The second week of my Soulful Decluttering course got underway last night. Nearly 30 women signed up for this class, both for some guidance on the path to greater simplicity and for the support that they might not otherwise have on that journey. What they may not have expected is that they would each reach their own insights and understandings about themselves and their stuff—or that they might each be sources of inspiration for each other.
One of the first things I strongly suggested to the class was that they take pictures of the areas they wanted to work on before they got started. That suggestion came from my wish, just a few weeks into my own process, that I had done the same. I took some at that point, when everything was truly chaotic, but they’re not the same as good, solid “Before” photo. My clearing process took so long that I really couldn’t remember by the end what it had looked like when I began.
The interesting side effect of the assignment is that the photos served as their own motivation for the project. Many of the women in the class reported that once they saw the pictures, it was much harder to deny the mess that had built up in those areas. “The pictures don’t lie,” one said.
I’d bet that everyone reading this post has, at some point, somewhere in her life, realized that the environment she thought she knew so well was really quite different from what she usually “saw.” There’s a pile of junk in the corner, or a long-forgotten trinket from a family member that’s become hidden in plain sight. It all becomes part of the scenery.
Back in the fall, I noticed how having a camera in my hand changes the way I see things. The glow of autumn leaves that can otherwise be taken for granted becomes a glorious work of art just waiting for me to snap something beautiful. There’s something magical about it.
You don’t need a camera to see your world differently, though. All you need is the desire to notice what’s really around you. It could be that a camera, an easel and some watercolors, or other art supplies help this process along for you, but even if you just go out for a walk through familiar territory and look—really look—you’ll see things you’ve never stopped to notice before. There’s magic all around you, if you’re willing to look for it.

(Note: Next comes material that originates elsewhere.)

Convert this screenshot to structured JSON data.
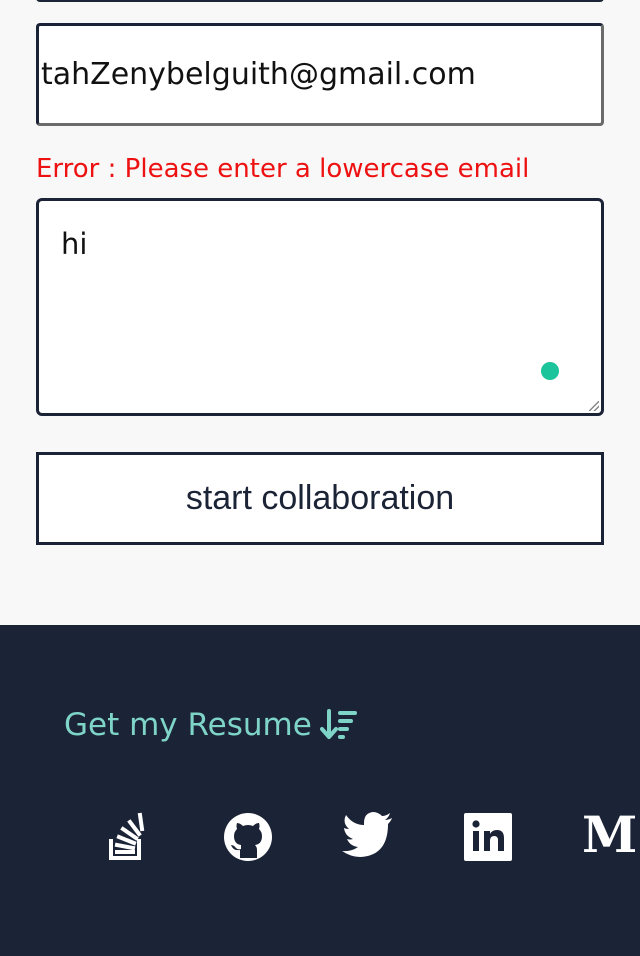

Are you up to the challenge? Decide that you’re going to look for three interesting new things you’ve never noticed before—and that you’ll do it within the next 24 hours. Let me know what happens!